## Work task
All of the entries need to be printed again exactly; pictures are the only thing to omit.

(Data entries)
- Opening Delimiter -

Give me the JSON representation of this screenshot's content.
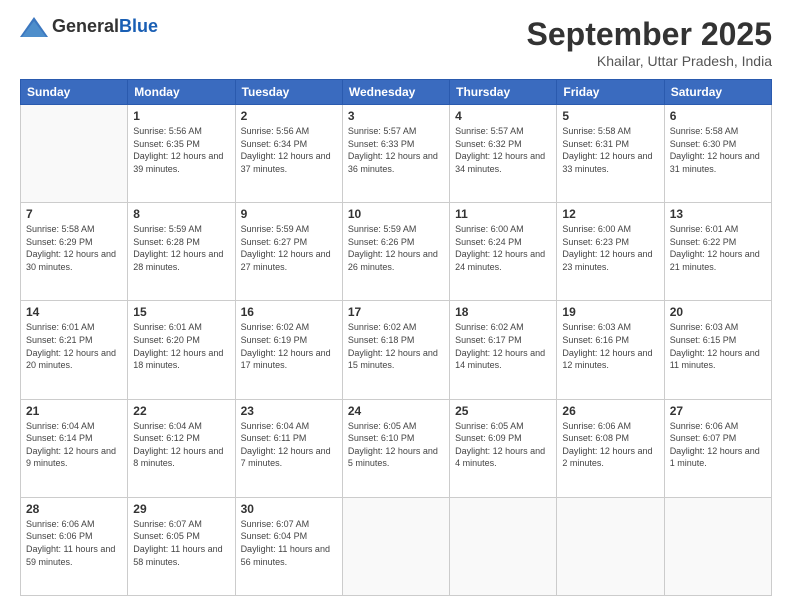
{
  "header": {
    "logo_general": "General",
    "logo_blue": "Blue",
    "title": "September 2025",
    "location": "Khailar, Uttar Pradesh, India"
  },
  "days_of_week": [
    "Sunday",
    "Monday",
    "Tuesday",
    "Wednesday",
    "Thursday",
    "Friday",
    "Saturday"
  ],
  "weeks": [
    [
      {
        "day": "",
        "sunrise": "",
        "sunset": "",
        "daylight": ""
      },
      {
        "day": "1",
        "sunrise": "Sunrise: 5:56 AM",
        "sunset": "Sunset: 6:35 PM",
        "daylight": "Daylight: 12 hours and 39 minutes."
      },
      {
        "day": "2",
        "sunrise": "Sunrise: 5:56 AM",
        "sunset": "Sunset: 6:34 PM",
        "daylight": "Daylight: 12 hours and 37 minutes."
      },
      {
        "day": "3",
        "sunrise": "Sunrise: 5:57 AM",
        "sunset": "Sunset: 6:33 PM",
        "daylight": "Daylight: 12 hours and 36 minutes."
      },
      {
        "day": "4",
        "sunrise": "Sunrise: 5:57 AM",
        "sunset": "Sunset: 6:32 PM",
        "daylight": "Daylight: 12 hours and 34 minutes."
      },
      {
        "day": "5",
        "sunrise": "Sunrise: 5:58 AM",
        "sunset": "Sunset: 6:31 PM",
        "daylight": "Daylight: 12 hours and 33 minutes."
      },
      {
        "day": "6",
        "sunrise": "Sunrise: 5:58 AM",
        "sunset": "Sunset: 6:30 PM",
        "daylight": "Daylight: 12 hours and 31 minutes."
      }
    ],
    [
      {
        "day": "7",
        "sunrise": "Sunrise: 5:58 AM",
        "sunset": "Sunset: 6:29 PM",
        "daylight": "Daylight: 12 hours and 30 minutes."
      },
      {
        "day": "8",
        "sunrise": "Sunrise: 5:59 AM",
        "sunset": "Sunset: 6:28 PM",
        "daylight": "Daylight: 12 hours and 28 minutes."
      },
      {
        "day": "9",
        "sunrise": "Sunrise: 5:59 AM",
        "sunset": "Sunset: 6:27 PM",
        "daylight": "Daylight: 12 hours and 27 minutes."
      },
      {
        "day": "10",
        "sunrise": "Sunrise: 5:59 AM",
        "sunset": "Sunset: 6:26 PM",
        "daylight": "Daylight: 12 hours and 26 minutes."
      },
      {
        "day": "11",
        "sunrise": "Sunrise: 6:00 AM",
        "sunset": "Sunset: 6:24 PM",
        "daylight": "Daylight: 12 hours and 24 minutes."
      },
      {
        "day": "12",
        "sunrise": "Sunrise: 6:00 AM",
        "sunset": "Sunset: 6:23 PM",
        "daylight": "Daylight: 12 hours and 23 minutes."
      },
      {
        "day": "13",
        "sunrise": "Sunrise: 6:01 AM",
        "sunset": "Sunset: 6:22 PM",
        "daylight": "Daylight: 12 hours and 21 minutes."
      }
    ],
    [
      {
        "day": "14",
        "sunrise": "Sunrise: 6:01 AM",
        "sunset": "Sunset: 6:21 PM",
        "daylight": "Daylight: 12 hours and 20 minutes."
      },
      {
        "day": "15",
        "sunrise": "Sunrise: 6:01 AM",
        "sunset": "Sunset: 6:20 PM",
        "daylight": "Daylight: 12 hours and 18 minutes."
      },
      {
        "day": "16",
        "sunrise": "Sunrise: 6:02 AM",
        "sunset": "Sunset: 6:19 PM",
        "daylight": "Daylight: 12 hours and 17 minutes."
      },
      {
        "day": "17",
        "sunrise": "Sunrise: 6:02 AM",
        "sunset": "Sunset: 6:18 PM",
        "daylight": "Daylight: 12 hours and 15 minutes."
      },
      {
        "day": "18",
        "sunrise": "Sunrise: 6:02 AM",
        "sunset": "Sunset: 6:17 PM",
        "daylight": "Daylight: 12 hours and 14 minutes."
      },
      {
        "day": "19",
        "sunrise": "Sunrise: 6:03 AM",
        "sunset": "Sunset: 6:16 PM",
        "daylight": "Daylight: 12 hours and 12 minutes."
      },
      {
        "day": "20",
        "sunrise": "Sunrise: 6:03 AM",
        "sunset": "Sunset: 6:15 PM",
        "daylight": "Daylight: 12 hours and 11 minutes."
      }
    ],
    [
      {
        "day": "21",
        "sunrise": "Sunrise: 6:04 AM",
        "sunset": "Sunset: 6:14 PM",
        "daylight": "Daylight: 12 hours and 9 minutes."
      },
      {
        "day": "22",
        "sunrise": "Sunrise: 6:04 AM",
        "sunset": "Sunset: 6:12 PM",
        "daylight": "Daylight: 12 hours and 8 minutes."
      },
      {
        "day": "23",
        "sunrise": "Sunrise: 6:04 AM",
        "sunset": "Sunset: 6:11 PM",
        "daylight": "Daylight: 12 hours and 7 minutes."
      },
      {
        "day": "24",
        "sunrise": "Sunrise: 6:05 AM",
        "sunset": "Sunset: 6:10 PM",
        "daylight": "Daylight: 12 hours and 5 minutes."
      },
      {
        "day": "25",
        "sunrise": "Sunrise: 6:05 AM",
        "sunset": "Sunset: 6:09 PM",
        "daylight": "Daylight: 12 hours and 4 minutes."
      },
      {
        "day": "26",
        "sunrise": "Sunrise: 6:06 AM",
        "sunset": "Sunset: 6:08 PM",
        "daylight": "Daylight: 12 hours and 2 minutes."
      },
      {
        "day": "27",
        "sunrise": "Sunrise: 6:06 AM",
        "sunset": "Sunset: 6:07 PM",
        "daylight": "Daylight: 12 hours and 1 minute."
      }
    ],
    [
      {
        "day": "28",
        "sunrise": "Sunrise: 6:06 AM",
        "sunset": "Sunset: 6:06 PM",
        "daylight": "Daylight: 11 hours and 59 minutes."
      },
      {
        "day": "29",
        "sunrise": "Sunrise: 6:07 AM",
        "sunset": "Sunset: 6:05 PM",
        "daylight": "Daylight: 11 hours and 58 minutes."
      },
      {
        "day": "30",
        "sunrise": "Sunrise: 6:07 AM",
        "sunset": "Sunset: 6:04 PM",
        "daylight": "Daylight: 11 hours and 56 minutes."
      },
      {
        "day": "",
        "sunrise": "",
        "sunset": "",
        "daylight": ""
      },
      {
        "day": "",
        "sunrise": "",
        "sunset": "",
        "daylight": ""
      },
      {
        "day": "",
        "sunrise": "",
        "sunset": "",
        "daylight": ""
      },
      {
        "day": "",
        "sunrise": "",
        "sunset": "",
        "daylight": ""
      }
    ]
  ]
}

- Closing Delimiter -

## Exercise solution
Give me the JSON representation of this screenshot's content.
{
  "header": {
    "logo_general": "General",
    "logo_blue": "Blue",
    "title": "September 2025",
    "location": "Khailar, Uttar Pradesh, India"
  },
  "days_of_week": [
    "Sunday",
    "Monday",
    "Tuesday",
    "Wednesday",
    "Thursday",
    "Friday",
    "Saturday"
  ],
  "weeks": [
    [
      {
        "day": "",
        "sunrise": "",
        "sunset": "",
        "daylight": ""
      },
      {
        "day": "1",
        "sunrise": "Sunrise: 5:56 AM",
        "sunset": "Sunset: 6:35 PM",
        "daylight": "Daylight: 12 hours and 39 minutes."
      },
      {
        "day": "2",
        "sunrise": "Sunrise: 5:56 AM",
        "sunset": "Sunset: 6:34 PM",
        "daylight": "Daylight: 12 hours and 37 minutes."
      },
      {
        "day": "3",
        "sunrise": "Sunrise: 5:57 AM",
        "sunset": "Sunset: 6:33 PM",
        "daylight": "Daylight: 12 hours and 36 minutes."
      },
      {
        "day": "4",
        "sunrise": "Sunrise: 5:57 AM",
        "sunset": "Sunset: 6:32 PM",
        "daylight": "Daylight: 12 hours and 34 minutes."
      },
      {
        "day": "5",
        "sunrise": "Sunrise: 5:58 AM",
        "sunset": "Sunset: 6:31 PM",
        "daylight": "Daylight: 12 hours and 33 minutes."
      },
      {
        "day": "6",
        "sunrise": "Sunrise: 5:58 AM",
        "sunset": "Sunset: 6:30 PM",
        "daylight": "Daylight: 12 hours and 31 minutes."
      }
    ],
    [
      {
        "day": "7",
        "sunrise": "Sunrise: 5:58 AM",
        "sunset": "Sunset: 6:29 PM",
        "daylight": "Daylight: 12 hours and 30 minutes."
      },
      {
        "day": "8",
        "sunrise": "Sunrise: 5:59 AM",
        "sunset": "Sunset: 6:28 PM",
        "daylight": "Daylight: 12 hours and 28 minutes."
      },
      {
        "day": "9",
        "sunrise": "Sunrise: 5:59 AM",
        "sunset": "Sunset: 6:27 PM",
        "daylight": "Daylight: 12 hours and 27 minutes."
      },
      {
        "day": "10",
        "sunrise": "Sunrise: 5:59 AM",
        "sunset": "Sunset: 6:26 PM",
        "daylight": "Daylight: 12 hours and 26 minutes."
      },
      {
        "day": "11",
        "sunrise": "Sunrise: 6:00 AM",
        "sunset": "Sunset: 6:24 PM",
        "daylight": "Daylight: 12 hours and 24 minutes."
      },
      {
        "day": "12",
        "sunrise": "Sunrise: 6:00 AM",
        "sunset": "Sunset: 6:23 PM",
        "daylight": "Daylight: 12 hours and 23 minutes."
      },
      {
        "day": "13",
        "sunrise": "Sunrise: 6:01 AM",
        "sunset": "Sunset: 6:22 PM",
        "daylight": "Daylight: 12 hours and 21 minutes."
      }
    ],
    [
      {
        "day": "14",
        "sunrise": "Sunrise: 6:01 AM",
        "sunset": "Sunset: 6:21 PM",
        "daylight": "Daylight: 12 hours and 20 minutes."
      },
      {
        "day": "15",
        "sunrise": "Sunrise: 6:01 AM",
        "sunset": "Sunset: 6:20 PM",
        "daylight": "Daylight: 12 hours and 18 minutes."
      },
      {
        "day": "16",
        "sunrise": "Sunrise: 6:02 AM",
        "sunset": "Sunset: 6:19 PM",
        "daylight": "Daylight: 12 hours and 17 minutes."
      },
      {
        "day": "17",
        "sunrise": "Sunrise: 6:02 AM",
        "sunset": "Sunset: 6:18 PM",
        "daylight": "Daylight: 12 hours and 15 minutes."
      },
      {
        "day": "18",
        "sunrise": "Sunrise: 6:02 AM",
        "sunset": "Sunset: 6:17 PM",
        "daylight": "Daylight: 12 hours and 14 minutes."
      },
      {
        "day": "19",
        "sunrise": "Sunrise: 6:03 AM",
        "sunset": "Sunset: 6:16 PM",
        "daylight": "Daylight: 12 hours and 12 minutes."
      },
      {
        "day": "20",
        "sunrise": "Sunrise: 6:03 AM",
        "sunset": "Sunset: 6:15 PM",
        "daylight": "Daylight: 12 hours and 11 minutes."
      }
    ],
    [
      {
        "day": "21",
        "sunrise": "Sunrise: 6:04 AM",
        "sunset": "Sunset: 6:14 PM",
        "daylight": "Daylight: 12 hours and 9 minutes."
      },
      {
        "day": "22",
        "sunrise": "Sunrise: 6:04 AM",
        "sunset": "Sunset: 6:12 PM",
        "daylight": "Daylight: 12 hours and 8 minutes."
      },
      {
        "day": "23",
        "sunrise": "Sunrise: 6:04 AM",
        "sunset": "Sunset: 6:11 PM",
        "daylight": "Daylight: 12 hours and 7 minutes."
      },
      {
        "day": "24",
        "sunrise": "Sunrise: 6:05 AM",
        "sunset": "Sunset: 6:10 PM",
        "daylight": "Daylight: 12 hours and 5 minutes."
      },
      {
        "day": "25",
        "sunrise": "Sunrise: 6:05 AM",
        "sunset": "Sunset: 6:09 PM",
        "daylight": "Daylight: 12 hours and 4 minutes."
      },
      {
        "day": "26",
        "sunrise": "Sunrise: 6:06 AM",
        "sunset": "Sunset: 6:08 PM",
        "daylight": "Daylight: 12 hours and 2 minutes."
      },
      {
        "day": "27",
        "sunrise": "Sunrise: 6:06 AM",
        "sunset": "Sunset: 6:07 PM",
        "daylight": "Daylight: 12 hours and 1 minute."
      }
    ],
    [
      {
        "day": "28",
        "sunrise": "Sunrise: 6:06 AM",
        "sunset": "Sunset: 6:06 PM",
        "daylight": "Daylight: 11 hours and 59 minutes."
      },
      {
        "day": "29",
        "sunrise": "Sunrise: 6:07 AM",
        "sunset": "Sunset: 6:05 PM",
        "daylight": "Daylight: 11 hours and 58 minutes."
      },
      {
        "day": "30",
        "sunrise": "Sunrise: 6:07 AM",
        "sunset": "Sunset: 6:04 PM",
        "daylight": "Daylight: 11 hours and 56 minutes."
      },
      {
        "day": "",
        "sunrise": "",
        "sunset": "",
        "daylight": ""
      },
      {
        "day": "",
        "sunrise": "",
        "sunset": "",
        "daylight": ""
      },
      {
        "day": "",
        "sunrise": "",
        "sunset": "",
        "daylight": ""
      },
      {
        "day": "",
        "sunrise": "",
        "sunset": "",
        "daylight": ""
      }
    ]
  ]
}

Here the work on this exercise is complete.